Segment Start: Data for processing

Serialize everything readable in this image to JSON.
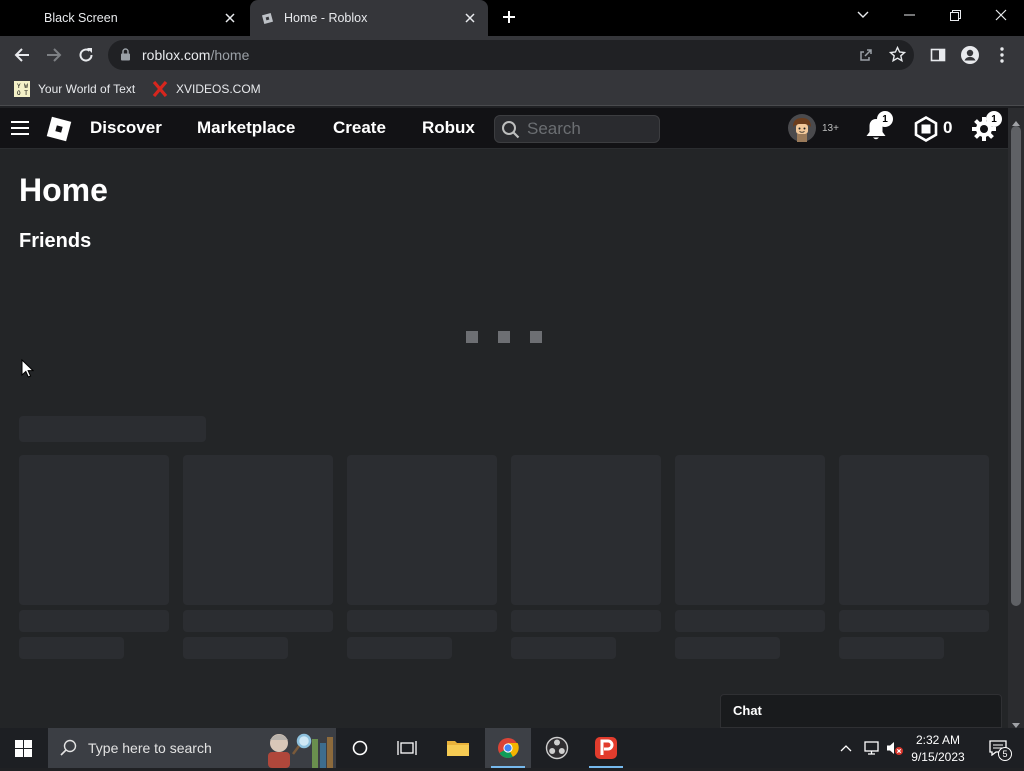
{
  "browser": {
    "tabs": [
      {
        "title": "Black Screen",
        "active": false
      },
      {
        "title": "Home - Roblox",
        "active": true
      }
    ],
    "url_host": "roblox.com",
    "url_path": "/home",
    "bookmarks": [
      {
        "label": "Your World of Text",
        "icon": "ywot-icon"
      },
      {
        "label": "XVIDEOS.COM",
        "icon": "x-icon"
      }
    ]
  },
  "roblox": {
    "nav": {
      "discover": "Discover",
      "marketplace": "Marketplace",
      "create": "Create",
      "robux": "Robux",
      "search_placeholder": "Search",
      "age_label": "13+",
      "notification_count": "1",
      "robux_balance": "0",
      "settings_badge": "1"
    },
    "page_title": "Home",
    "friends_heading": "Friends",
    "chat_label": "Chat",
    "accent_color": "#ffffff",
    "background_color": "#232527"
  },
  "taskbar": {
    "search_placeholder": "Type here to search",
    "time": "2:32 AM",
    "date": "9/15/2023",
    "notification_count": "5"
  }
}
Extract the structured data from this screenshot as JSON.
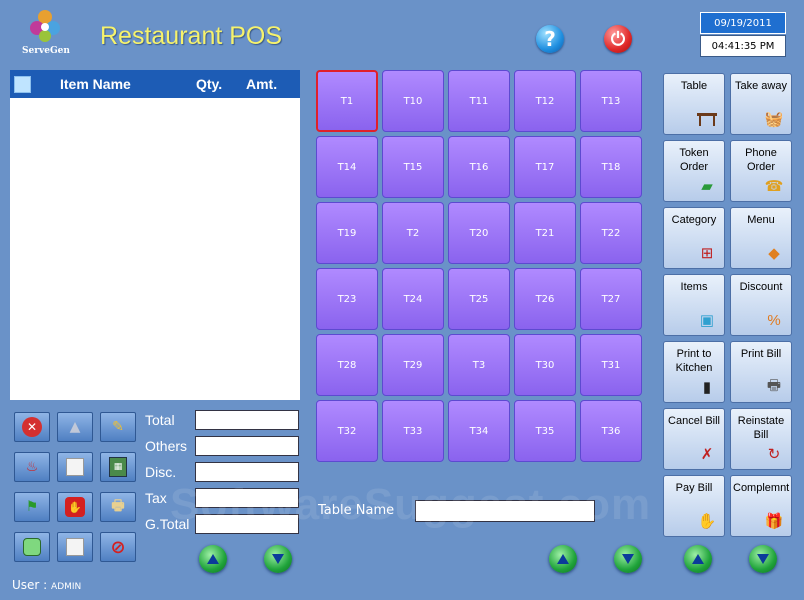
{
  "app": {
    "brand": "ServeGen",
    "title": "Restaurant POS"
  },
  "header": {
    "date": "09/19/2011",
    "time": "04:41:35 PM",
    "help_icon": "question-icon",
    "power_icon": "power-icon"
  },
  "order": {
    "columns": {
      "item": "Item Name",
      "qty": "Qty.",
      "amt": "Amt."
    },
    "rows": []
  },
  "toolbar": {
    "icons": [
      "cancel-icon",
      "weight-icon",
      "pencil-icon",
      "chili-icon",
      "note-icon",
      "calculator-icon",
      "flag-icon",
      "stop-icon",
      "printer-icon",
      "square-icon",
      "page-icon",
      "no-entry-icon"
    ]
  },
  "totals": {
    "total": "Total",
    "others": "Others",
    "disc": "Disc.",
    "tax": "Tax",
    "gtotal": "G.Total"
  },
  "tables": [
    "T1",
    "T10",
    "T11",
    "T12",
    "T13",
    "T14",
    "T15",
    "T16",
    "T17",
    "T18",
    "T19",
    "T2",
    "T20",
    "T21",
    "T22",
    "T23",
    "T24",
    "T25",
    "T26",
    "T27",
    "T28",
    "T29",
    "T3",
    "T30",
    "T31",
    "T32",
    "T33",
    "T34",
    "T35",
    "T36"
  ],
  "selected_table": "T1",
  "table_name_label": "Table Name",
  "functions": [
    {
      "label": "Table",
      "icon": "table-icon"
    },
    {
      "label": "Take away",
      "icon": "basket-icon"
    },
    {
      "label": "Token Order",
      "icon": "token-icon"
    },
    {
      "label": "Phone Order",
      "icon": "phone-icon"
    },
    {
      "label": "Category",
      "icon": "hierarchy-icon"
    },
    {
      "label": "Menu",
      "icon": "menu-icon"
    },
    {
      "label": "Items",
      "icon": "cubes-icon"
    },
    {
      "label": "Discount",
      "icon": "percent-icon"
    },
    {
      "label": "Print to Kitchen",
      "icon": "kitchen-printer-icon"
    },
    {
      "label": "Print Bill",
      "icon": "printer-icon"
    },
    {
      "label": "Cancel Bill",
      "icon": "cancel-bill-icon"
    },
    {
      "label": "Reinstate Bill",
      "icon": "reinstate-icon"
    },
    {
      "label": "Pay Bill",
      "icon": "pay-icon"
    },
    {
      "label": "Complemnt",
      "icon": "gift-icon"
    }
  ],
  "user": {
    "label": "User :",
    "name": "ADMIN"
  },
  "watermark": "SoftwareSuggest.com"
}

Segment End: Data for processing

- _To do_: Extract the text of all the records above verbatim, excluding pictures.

- _Result of this exercise_:
Serialize everything readable in this image to JSON.
{
  "browser": {
    "tabs": [
      {
        "title": "Black Screen",
        "active": false
      },
      {
        "title": "Home - Roblox",
        "active": true
      }
    ],
    "url_host": "roblox.com",
    "url_path": "/home",
    "bookmarks": [
      {
        "label": "Your World of Text",
        "icon": "ywot-icon"
      },
      {
        "label": "XVIDEOS.COM",
        "icon": "x-icon"
      }
    ]
  },
  "roblox": {
    "nav": {
      "discover": "Discover",
      "marketplace": "Marketplace",
      "create": "Create",
      "robux": "Robux",
      "search_placeholder": "Search",
      "age_label": "13+",
      "notification_count": "1",
      "robux_balance": "0",
      "settings_badge": "1"
    },
    "page_title": "Home",
    "friends_heading": "Friends",
    "chat_label": "Chat",
    "accent_color": "#ffffff",
    "background_color": "#232527"
  },
  "taskbar": {
    "search_placeholder": "Type here to search",
    "time": "2:32 AM",
    "date": "9/15/2023",
    "notification_count": "5"
  }
}
Extract the structured data from this screenshot as JSON.
{
  "app": {
    "brand": "ServeGen",
    "title": "Restaurant POS"
  },
  "header": {
    "date": "09/19/2011",
    "time": "04:41:35 PM",
    "help_icon": "question-icon",
    "power_icon": "power-icon"
  },
  "order": {
    "columns": {
      "item": "Item Name",
      "qty": "Qty.",
      "amt": "Amt."
    },
    "rows": []
  },
  "toolbar": {
    "icons": [
      "cancel-icon",
      "weight-icon",
      "pencil-icon",
      "chili-icon",
      "note-icon",
      "calculator-icon",
      "flag-icon",
      "stop-icon",
      "printer-icon",
      "square-icon",
      "page-icon",
      "no-entry-icon"
    ]
  },
  "totals": {
    "total": "Total",
    "others": "Others",
    "disc": "Disc.",
    "tax": "Tax",
    "gtotal": "G.Total"
  },
  "tables": [
    "T1",
    "T10",
    "T11",
    "T12",
    "T13",
    "T14",
    "T15",
    "T16",
    "T17",
    "T18",
    "T19",
    "T2",
    "T20",
    "T21",
    "T22",
    "T23",
    "T24",
    "T25",
    "T26",
    "T27",
    "T28",
    "T29",
    "T3",
    "T30",
    "T31",
    "T32",
    "T33",
    "T34",
    "T35",
    "T36"
  ],
  "selected_table": "T1",
  "table_name_label": "Table Name",
  "functions": [
    {
      "label": "Table",
      "icon": "table-icon"
    },
    {
      "label": "Take away",
      "icon": "basket-icon"
    },
    {
      "label": "Token Order",
      "icon": "token-icon"
    },
    {
      "label": "Phone Order",
      "icon": "phone-icon"
    },
    {
      "label": "Category",
      "icon": "hierarchy-icon"
    },
    {
      "label": "Menu",
      "icon": "menu-icon"
    },
    {
      "label": "Items",
      "icon": "cubes-icon"
    },
    {
      "label": "Discount",
      "icon": "percent-icon"
    },
    {
      "label": "Print to Kitchen",
      "icon": "kitchen-printer-icon"
    },
    {
      "label": "Print Bill",
      "icon": "printer-icon"
    },
    {
      "label": "Cancel Bill",
      "icon": "cancel-bill-icon"
    },
    {
      "label": "Reinstate Bill",
      "icon": "reinstate-icon"
    },
    {
      "label": "Pay Bill",
      "icon": "pay-icon"
    },
    {
      "label": "Complemnt",
      "icon": "gift-icon"
    }
  ],
  "user": {
    "label": "User :",
    "name": "ADMIN"
  },
  "watermark": "SoftwareSuggest.com"
}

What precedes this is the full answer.